Accordingly, Mr Stevens was not liable to pay equitable compensation in any amount and should only have to account for the profit he had made.
Although Newey LJ considered the above sufficient basis to allow the appeal, he went on to raise a number of points which he said arguably provided a more fundamental objection to HPII’s compensation claim:
- A dishonest assistant’s liability to pay compensation for loss (as distinct from an account of profits) is joint and several with the fiduciary’s liability for that loss. To that extent, the assistant’s liability mirrors the fiduciary’s.
That does not mean that a compensation claim against a dishonest assistant cannot succeed if the claimant does not also bring proceedings against the fiduciary. There might also be room for argument over whether a dishonest assistant could escape liability merely because the fiduciary was protected by an exemption clause. However, where a claimant has, in respect of the relevant breach of duty, elected for an account of profits instead of compensation as against the fiduciary, Newey LJ did not think compensation could be sought from the dishonest assistant. That was not simply because of the need to choose between two inconsistent remedies but, more generally, because
“.. it seems to me that, for there to be scope for a claim for compensation for loss from a dishonest assistant, the fiduciary should also be so liable.”

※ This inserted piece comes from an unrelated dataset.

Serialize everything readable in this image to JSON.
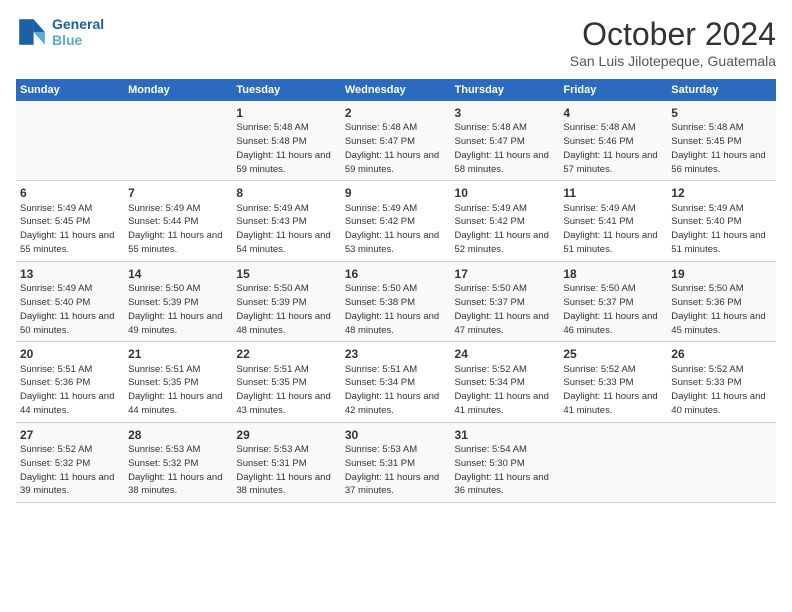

- Further, Newey LJ went on to question whether there was ever scope for a fiduciary (and therefore a dishonest assistant) to be liable for equitable compensation in the circumstances here.
In Foxton J’s ruling, Mr Ruhan’s liability for compensation (if HPII elected that) arose from his failure to pay to the company the profits he earned from on-selling the hotels, which were unauthorised profits because of his original breach and therefore were held on constructive trust for HPII. Mr Ruhan’s retention of those profits for his own benefit was therefore a misapplication of trust property, in breach of the trust.
However, Newey LJ found it hard to see that HPII could both have made the election for an account of the profits (without which there would have been no trust) and have had a claim (or at any rate one of any significance) for compensation for breach of that trust.
He referred to Millet J’s remark in Lonrho plc v Fayed (No 2)  1 WLR 1 that a constructive trustee will not necessarily be subject to all the fiduciary obligations of an express trustee (such as, for example, a duty to invest).In Newey J’s view, it was “open to serious question” whether a fiduciary can incur liability to pay compensation for breaching a trust of the type that arose in these circumstances, as opposed to being liable to account for the profits:
“It strikes me as arguable that no separate claim for compensation for misapplication of a benefit could be maintained and that, even if that were possible in principle, no substantial amount could be awarded in respect of it.”
In agreeing with Newey LJ’s judgment, neither Males LJ nor Birss LJ commented specifically upon those obiter observations.